The latest version of PyCDA is available for download via pip. As things are improving rapidly, you’ll want the latest version.

PyCDA currently supports Python 3.6 only; we recommend using a virtual environment (such as conda or virtualenv) to keep your dependencies straight. As PyCDA has not been tested for dependency version ranges, pip will want to upgrade packages in the environment with which you install PyCDA; this can cause dependency issues in other places.

From your Python 3.6 environment, run:

pip install pycda

pip will install the dependencies for you. You’ve installed PyCDA!

Make Detections

To use PyCDA, you’ll need to chop up your image data into reasonably-sized pieces; 2,000 x 2,000 pixels per segment is very reasonable, and better machines can handle much bigger. It really depends on the size of your RAM.

Put your image segments into a directory and denote its path. For this example, we’ll save this 1592 x 1128 pixel image (taken from the Mars Express HRSC instrument):


to the path:


Now we’re ready to begin. Open your python environment:

-> % python3
Python 3.6.4 |Anaconda, Inc.| (default, Jan 16 2018, 18:10:19)
[GCC 7.2.0] on linux
Type "help", "copyright", "credits" or "license" for more information.
>>>from pycda import CDA, load_image
>>>cda = CDA()
>>>image = load_image('/data/image1.bmp')
>>>prediction = cda.get_prediction(image)

If you’d like to see the progress of your detection, pass the verbose=True keyword argument to the .get_prediction call, like:

>>>prediction = cda.get_prediction(image, verbose=True)

The CDA object will return a prediction object which here is assigned to the alias “prediction.” You can now save your results with:


To see your detections plotted over the input image, call:


This should open a popup window on your system with the plot.

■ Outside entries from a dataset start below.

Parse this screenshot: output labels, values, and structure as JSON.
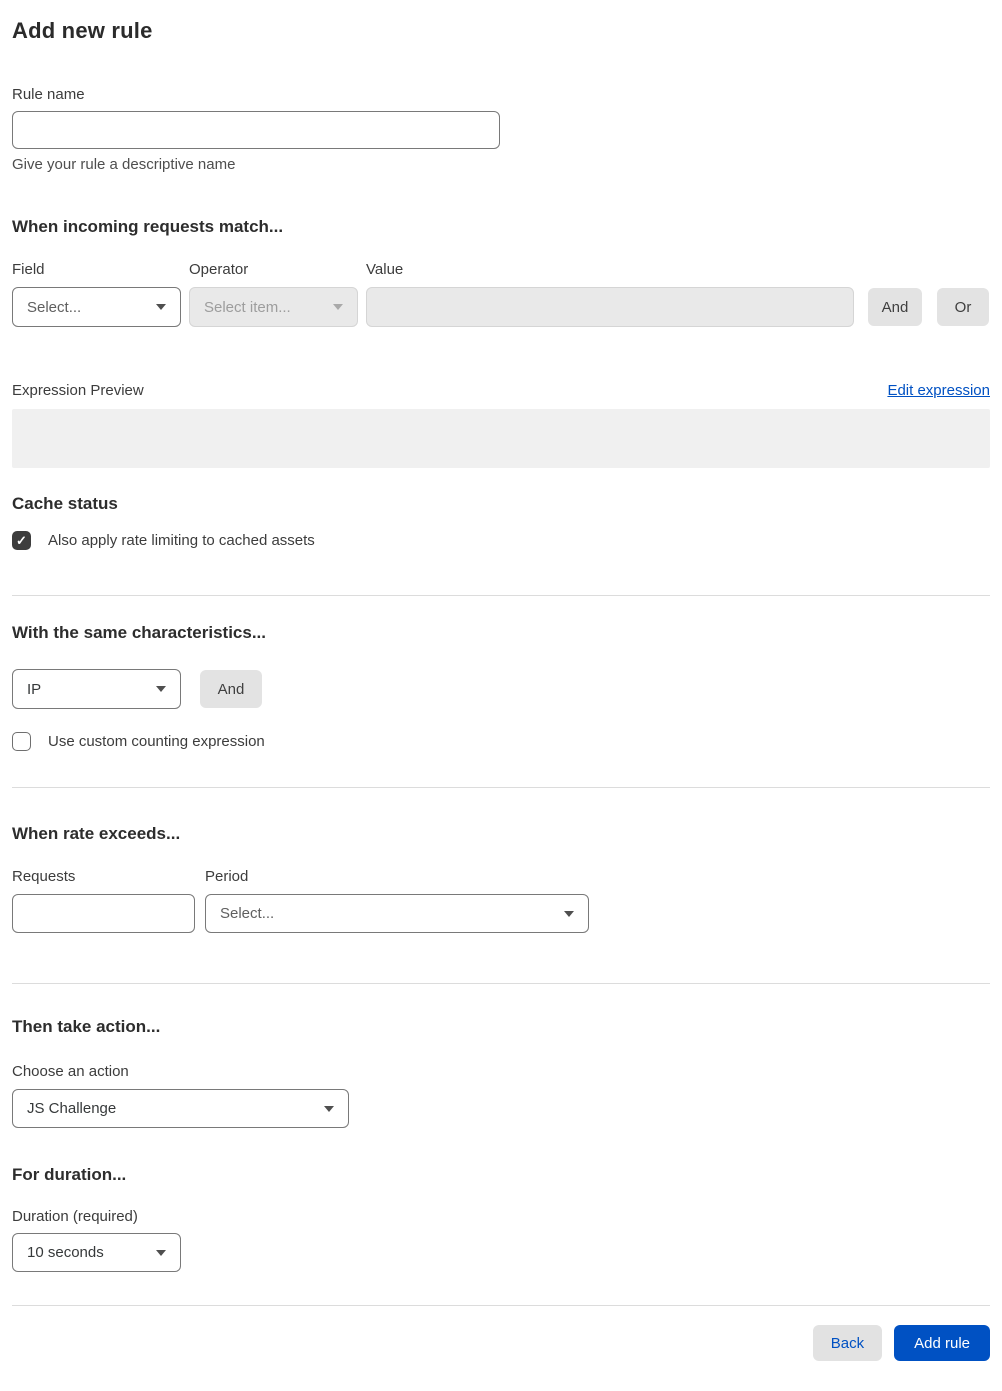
{
  "page": {
    "title": "Add new rule"
  },
  "rule_name": {
    "label": "Rule name",
    "value": "",
    "helper": "Give your rule a descriptive name"
  },
  "match_section": {
    "heading": "When incoming requests match...",
    "field": {
      "label": "Field",
      "selected": "Select..."
    },
    "operator": {
      "label": "Operator",
      "selected": "Select item...",
      "disabled": true
    },
    "value": {
      "label": "Value",
      "value": "",
      "disabled": true
    },
    "and_button": "And",
    "or_button": "Or"
  },
  "expression": {
    "label": "Expression Preview",
    "edit_link": "Edit expression",
    "content": ""
  },
  "cache_status": {
    "heading": "Cache status",
    "checkbox_label": "Also apply rate limiting to cached assets",
    "checked": true
  },
  "characteristics": {
    "heading": "With the same characteristics...",
    "select_selected": "IP",
    "and_button": "And",
    "counting_checkbox_label": "Use custom counting expression",
    "counting_checked": false
  },
  "rate_section": {
    "heading": "When rate exceeds...",
    "requests": {
      "label": "Requests",
      "value": ""
    },
    "period": {
      "label": "Period",
      "selected": "Select..."
    }
  },
  "action_section": {
    "heading": "Then take action...",
    "label": "Choose an action",
    "selected": "JS Challenge"
  },
  "duration_section": {
    "heading": "For duration...",
    "label": "Duration (required)",
    "selected": "10 seconds"
  },
  "footer": {
    "back_label": "Back",
    "add_rule_label": "Add rule"
  },
  "icons": {
    "checkmark": "✓"
  },
  "colors": {
    "accent_blue": "#0051c3",
    "checkbox_checked": "#3d3d3d",
    "disabled_bg": "#e9e9e9",
    "preview_bg": "#f0f0f0",
    "gray_button_bg": "#e3e3e3"
  }
}
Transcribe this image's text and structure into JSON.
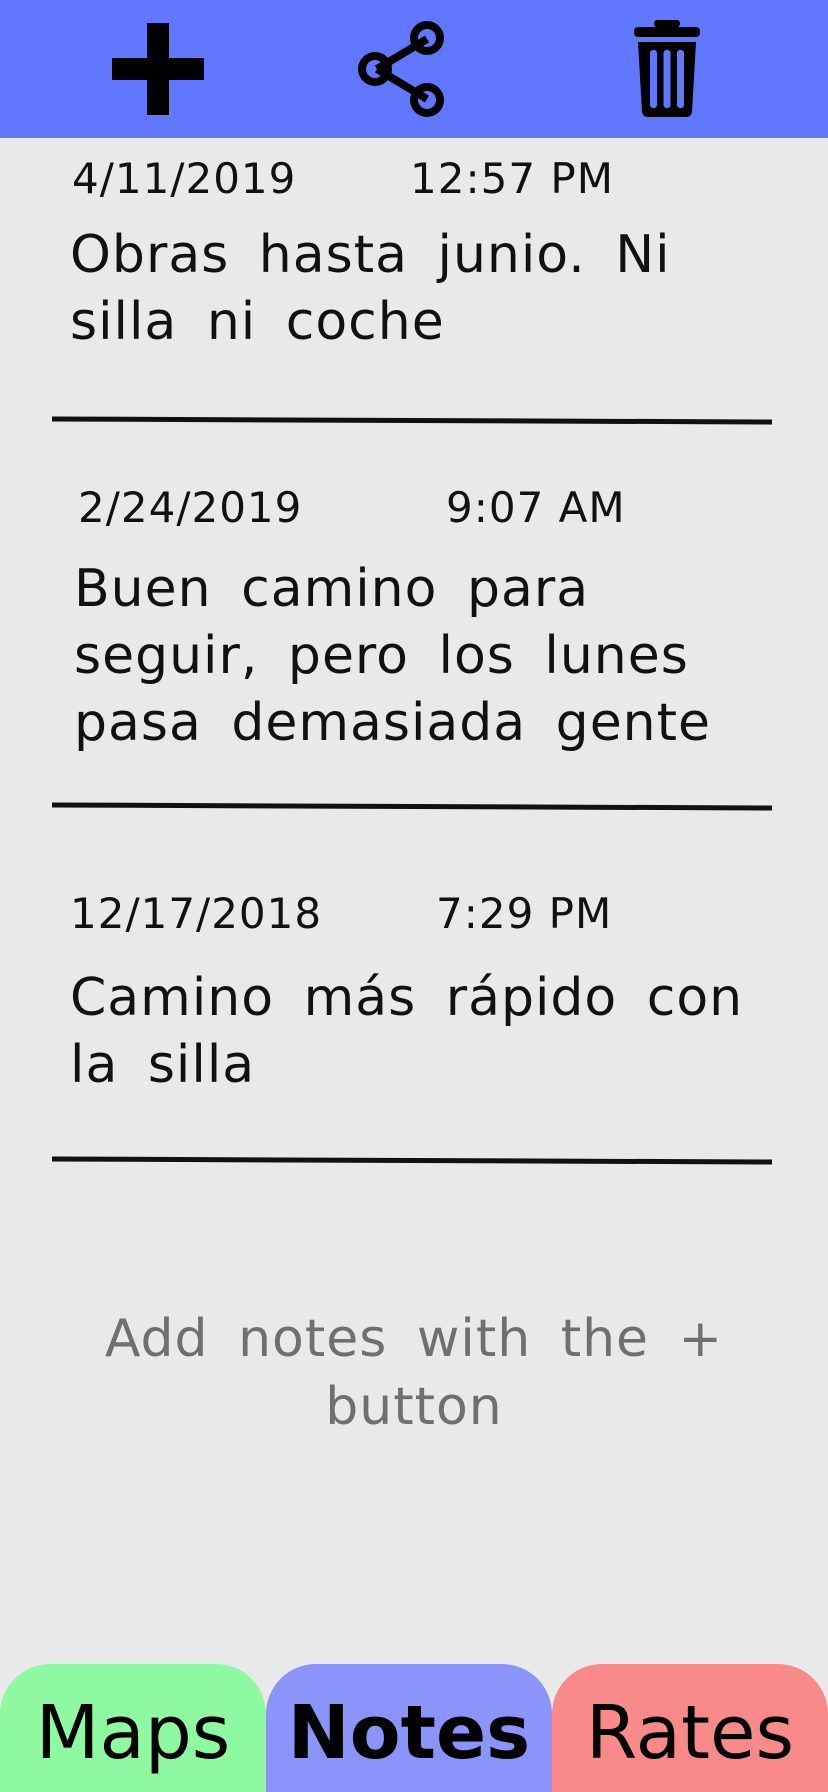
{
  "toolbar": {
    "background": "#6277ff",
    "add_icon": "plus-icon",
    "share_icon": "share-icon",
    "delete_icon": "trash-icon"
  },
  "notes": [
    {
      "date": "4/11/2019",
      "time": "12:57  PM",
      "text": "Obras hasta junio. Ni silla ni coche"
    },
    {
      "date": "2/24/2019",
      "time": "9:07  AM",
      "text": "Buen camino para seguir, pero los lunes pasa demasiada gente c..."
    },
    {
      "date": "12/17/2018",
      "time": "7:29  PM",
      "text": "Camino más rápido con la silla"
    }
  ],
  "empty_hint": "Add notes with the + button",
  "tabs": {
    "maps": {
      "label": "Maps",
      "color": "#8ff9a2"
    },
    "notes": {
      "label": "Notes",
      "color": "#8a94fb",
      "active": true
    },
    "rates": {
      "label": "Rates",
      "color": "#f88a8a"
    }
  }
}
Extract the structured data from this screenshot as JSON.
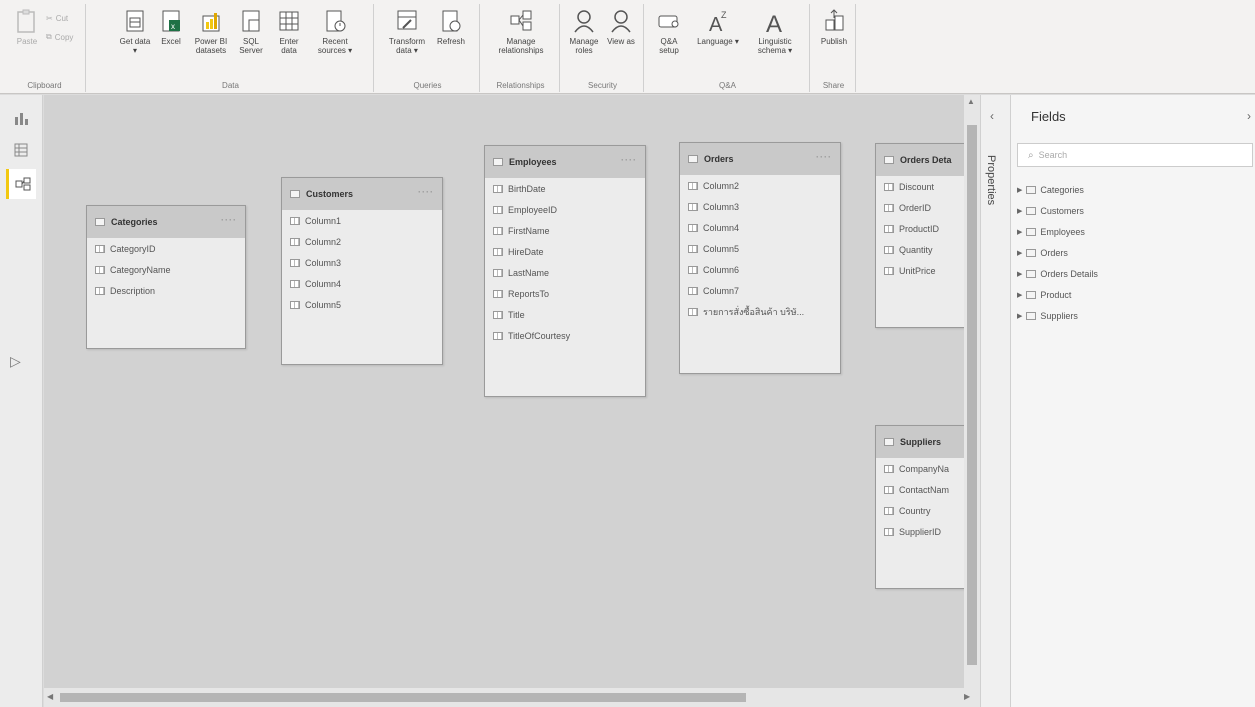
{
  "ribbon": {
    "clipboard": {
      "paste": "Paste",
      "cut": "Cut",
      "copy": "Copy",
      "label": "Clipboard"
    },
    "data": {
      "label": "Data",
      "buttons": [
        "Get data ▾",
        "Excel",
        "Power BI datasets",
        "SQL Server",
        "Enter data",
        "Recent sources ▾"
      ]
    },
    "queries": {
      "label": "Queries",
      "buttons": [
        "Transform data ▾",
        "Refresh"
      ]
    },
    "relationships": {
      "label": "Relationships",
      "buttons": [
        "Manage relationships"
      ]
    },
    "security": {
      "label": "Security",
      "buttons": [
        "Manage roles",
        "View as"
      ]
    },
    "qa": {
      "label": "Q&A",
      "buttons": [
        "Q&A setup",
        "Language ▾",
        "Linguistic schema ▾"
      ]
    },
    "share": {
      "label": "Share",
      "buttons": [
        "Publish"
      ]
    }
  },
  "tables": [
    {
      "name": "Categories",
      "fields": [
        "CategoryID",
        "CategoryName",
        "Description"
      ]
    },
    {
      "name": "Customers",
      "fields": [
        "Column1",
        "Column2",
        "Column3",
        "Column4",
        "Column5"
      ]
    },
    {
      "name": "Employees",
      "fields": [
        "BirthDate",
        "EmployeeID",
        "FirstName",
        "HireDate",
        "LastName",
        "ReportsTo",
        "Title",
        "TitleOfCourtesy"
      ]
    },
    {
      "name": "Orders",
      "fields": [
        "Column2",
        "Column3",
        "Column4",
        "Column5",
        "Column6",
        "Column7",
        "รายการสั่งซื้อสินค้า บริษั..."
      ]
    },
    {
      "name": "Orders Deta",
      "fields": [
        "Discount",
        "OrderID",
        "ProductID",
        "Quantity",
        "UnitPrice"
      ]
    },
    {
      "name": "Suppliers",
      "fields": [
        "CompanyNa",
        "ContactNam",
        "Country",
        "SupplierID"
      ]
    }
  ],
  "properties_label": "Properties",
  "fields_pane": {
    "title": "Fields",
    "search_placeholder": "Search",
    "items": [
      "Categories",
      "Customers",
      "Employees",
      "Orders",
      "Orders Details",
      "Product",
      "Suppliers"
    ]
  }
}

For our Mars image, it will look like this:


You’ll see the detector performs but isn’t perfect; the large crater in the lower left corner is conspicuous, but the model is designed to detect craters with 80 pixels of diameter or less; to capture larger craters, reduce the image resolution.

Set the image resolution and save the image for later reference:


And you’ve begun. Happy crater hunting!

Read about the submodules to learn how to modify your CDA pipeline and quantify detection errors; for a more in-depth example, look at the demo notebook